The average cost of diesel fuel in 2020 was $2.50. When deciding to run a diesel heater in your caravan, be sure that you are considering the price of diesel fuel and fitting it into your travel budget. You do not want to be caught without money for fuel and risking having a caravan without proper heating.
Once you become comfortable with using your diesel heater and track how much fuel you are buying, you can begin to adjust your trailer to keep those fuel costs to a minimum. Here are some environmental tweaks you can consider to keep your heat trapped inside your caravan.
- Thermal Curtains
- Thick Rugs
- Keep Heat Outlet Clear
- Check Your RV Seals
Installing thermal curtains inside your caravan can go a long way when attempting to keep your hot air trapped. In cold weather, your windows will be the main culprit of letting your hot air escape. You can find inexpensive thermal curtains at your local department store.
To keep your warm air in with thermal curtains, close them at night when the sun goes down and keep them open during the day. By keeping your curtains closed at night, you will be able to trap the warm air inside your caravan and keep you and your family warm for a good night’s rest.
Just like thermal curtains, putting down thick rugs will assist with keeping your trailer warm and trapping heat. If you are planning on using your trailer for an extended time period during the winter, consider installing carpet to keep your feet off of the cold floor and your caravan properly insulated.
Keep Heat Outlet Clear
When installing your diesel heater outlet, be sure that you are able to keep the space in front of it clear. Blocking your outlet will decrease the amount of heat being dispersed around the caravan, and you might be stuck wondering why your caravan is still cold while your heater is working at max speed.
Check Your RV Seals
If your heater is constantly running without any noticeable temperature difference in your trailer, you may want to check the seals around your trailer. Heat will escape quickly if your trailer is not properly sealed, and this will end up costing way more than needed to keep your caravan warm.
Common places to check if you are running into this issue are under the sink, slide outs and wheel wells. Over time, insulation under your sink and wheel well may start to weather, causing hot air to escape. Furthermore, if you have a slideout on your caravan or motorhome, you should frequently check to make sure the seals are secure and tight.
Are Diesel Heaters inside a Motorhome Noisy?
Although diesel heaters can offer a cheaper alternative to other heating options, the cons of diesel heaters come with noise. When booting up a diesel heater, the inlet and outlet valves will make a noticeable noise.
The noise comes from the exhaust, and once the motorhome is heated to the desired temperature, the noise will dissipate. If the heater is being noisy when it is not pumping fuel, it may be a sign of a needed repair.

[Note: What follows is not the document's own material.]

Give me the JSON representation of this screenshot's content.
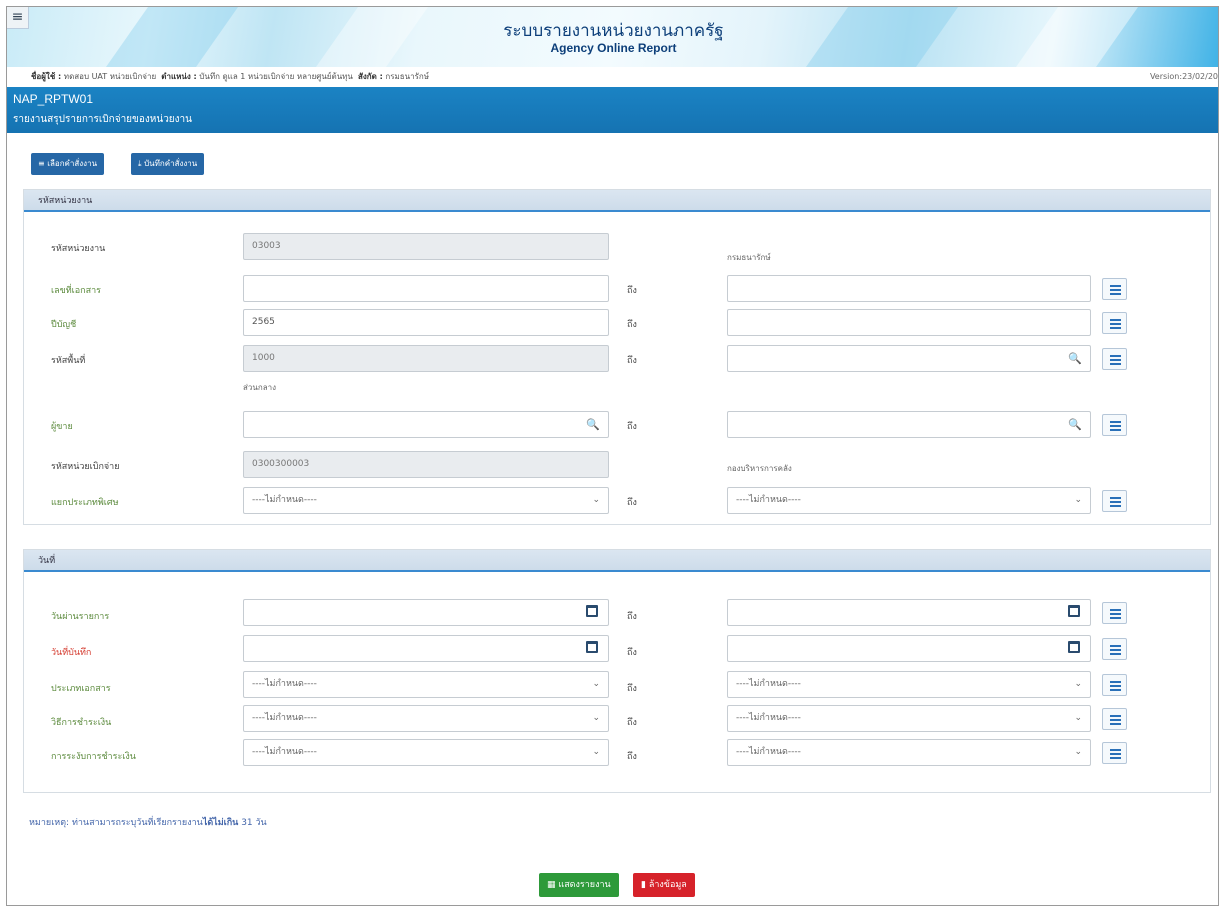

Noise pollution coming from your heater will be most noticeable when it is running on high.
- To reduce the noise you hear inside your motorhome, install your heater in the bathroom, under the kitchen sink, or under another storage location.

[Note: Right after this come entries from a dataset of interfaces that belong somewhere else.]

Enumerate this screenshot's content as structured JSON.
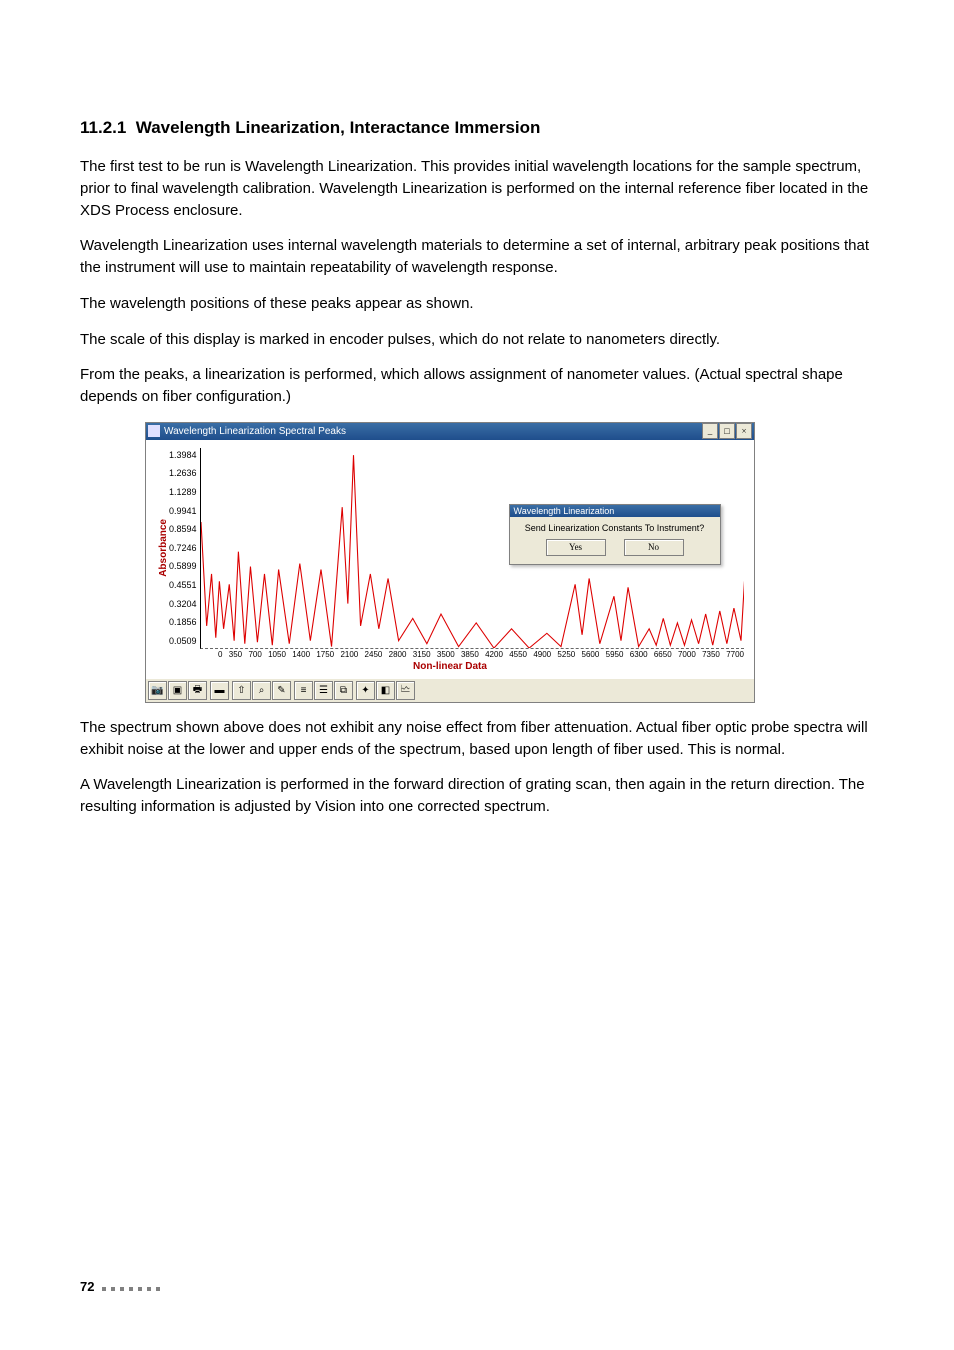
{
  "section": {
    "number": "11.2.1",
    "title": "Wavelength Linearization, Interactance Immersion"
  },
  "paragraphs": {
    "p1": "The first test to be run is Wavelength Linearization. This provides initial wavelength locations for the sample spectrum, prior to final wavelength calibration. Wavelength Linearization is performed on the internal reference fiber located in the XDS Process enclosure.",
    "p2": "Wavelength Linearization uses internal wavelength materials to determine a set of internal, arbitrary peak positions that the instrument will use to maintain repeatability of wavelength response.",
    "p3": "The wavelength positions of these peaks appear as shown.",
    "p4": "The scale of this display is marked in encoder pulses, which do not relate to nanometers directly.",
    "p5": "From the peaks, a linearization is performed, which allows assignment of nanometer values. (Actual spectral shape depends on fiber configuration.)",
    "p6": "The spectrum shown above does not exhibit any noise effect from fiber attenuation. Actual fiber optic probe spectra will exhibit noise at the lower and upper ends of the spectrum, based upon length of fiber used. This is normal.",
    "p7": "A Wavelength Linearization is performed in the forward direction of grating scan, then again in the return direction. The resulting information is adjusted by Vision into one corrected spectrum."
  },
  "chart_window": {
    "title": "Wavelength Linearization Spectral Peaks",
    "min_btn": "_",
    "max_btn": "□",
    "close_btn": "×"
  },
  "dialog": {
    "title": "Wavelength Linearization",
    "message": "Send Linearization Constants To Instrument?",
    "yes": "Yes",
    "no": "No"
  },
  "chart_data": {
    "type": "line",
    "title": "Wavelength Linearization Spectral Peaks",
    "ylabel": "Absorbance",
    "xlabel": "Non-linear Data",
    "yticks": [
      "1.3984",
      "1.2636",
      "1.1289",
      "0.9941",
      "0.8594",
      "0.7246",
      "0.5899",
      "0.4551",
      "0.3204",
      "0.1856",
      "0.0509"
    ],
    "xticks": [
      "0",
      "350",
      "700",
      "1050",
      "1400",
      "1750",
      "2100",
      "2450",
      "2800",
      "3150",
      "3500",
      "3850",
      "4200",
      "4550",
      "4900",
      "5250",
      "5600",
      "5950",
      "6300",
      "6650",
      "7000",
      "7350",
      "7700"
    ],
    "xlim": [
      0,
      7700
    ],
    "ylim": [
      0.0509,
      1.3984
    ],
    "series": [
      {
        "name": "spectrum",
        "color": "#d00",
        "points": [
          [
            0,
            0.9
          ],
          [
            80,
            0.2
          ],
          [
            150,
            0.55
          ],
          [
            210,
            0.12
          ],
          [
            260,
            0.5
          ],
          [
            320,
            0.18
          ],
          [
            400,
            0.48
          ],
          [
            470,
            0.1
          ],
          [
            530,
            0.7
          ],
          [
            620,
            0.08
          ],
          [
            700,
            0.6
          ],
          [
            800,
            0.09
          ],
          [
            900,
            0.55
          ],
          [
            1010,
            0.07
          ],
          [
            1100,
            0.58
          ],
          [
            1250,
            0.08
          ],
          [
            1400,
            0.62
          ],
          [
            1550,
            0.1
          ],
          [
            1700,
            0.58
          ],
          [
            1850,
            0.06
          ],
          [
            2000,
            1.0
          ],
          [
            2080,
            0.35
          ],
          [
            2160,
            1.35
          ],
          [
            2260,
            0.2
          ],
          [
            2400,
            0.55
          ],
          [
            2520,
            0.18
          ],
          [
            2650,
            0.52
          ],
          [
            2800,
            0.1
          ],
          [
            3000,
            0.25
          ],
          [
            3200,
            0.08
          ],
          [
            3400,
            0.28
          ],
          [
            3650,
            0.06
          ],
          [
            3900,
            0.22
          ],
          [
            4150,
            0.05
          ],
          [
            4400,
            0.18
          ],
          [
            4650,
            0.05
          ],
          [
            4900,
            0.15
          ],
          [
            5100,
            0.06
          ],
          [
            5300,
            0.48
          ],
          [
            5400,
            0.14
          ],
          [
            5500,
            0.52
          ],
          [
            5650,
            0.08
          ],
          [
            5850,
            0.4
          ],
          [
            5950,
            0.1
          ],
          [
            6050,
            0.46
          ],
          [
            6200,
            0.06
          ],
          [
            6350,
            0.18
          ],
          [
            6450,
            0.07
          ],
          [
            6550,
            0.25
          ],
          [
            6650,
            0.07
          ],
          [
            6750,
            0.22
          ],
          [
            6850,
            0.07
          ],
          [
            6950,
            0.24
          ],
          [
            7050,
            0.08
          ],
          [
            7150,
            0.28
          ],
          [
            7250,
            0.07
          ],
          [
            7350,
            0.3
          ],
          [
            7450,
            0.08
          ],
          [
            7550,
            0.32
          ],
          [
            7650,
            0.1
          ],
          [
            7700,
            0.5
          ]
        ]
      }
    ]
  },
  "toolbar_icons": [
    "camera-icon",
    "zoom-full-icon",
    "print-icon",
    "color-icon",
    "axis-up-icon",
    "axis-down-icon",
    "grid-icon",
    "cursor-icon",
    "list-icon",
    "tag-icon",
    "marker-icon",
    "region-icon",
    "properties-icon"
  ],
  "footer": {
    "page": "72"
  }
}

- Avoid installing it under your bed, as you might find the noise inconvenient at night when trying to sleep.
If your heater is noisier than normal, it may be an issue with the fuel pump. You can adjust your fuel pump to reduce the noise, or it may need to be replaced completely. Also, as mentioned earlier, make sure you have the correct size heater compared to your fuel pump.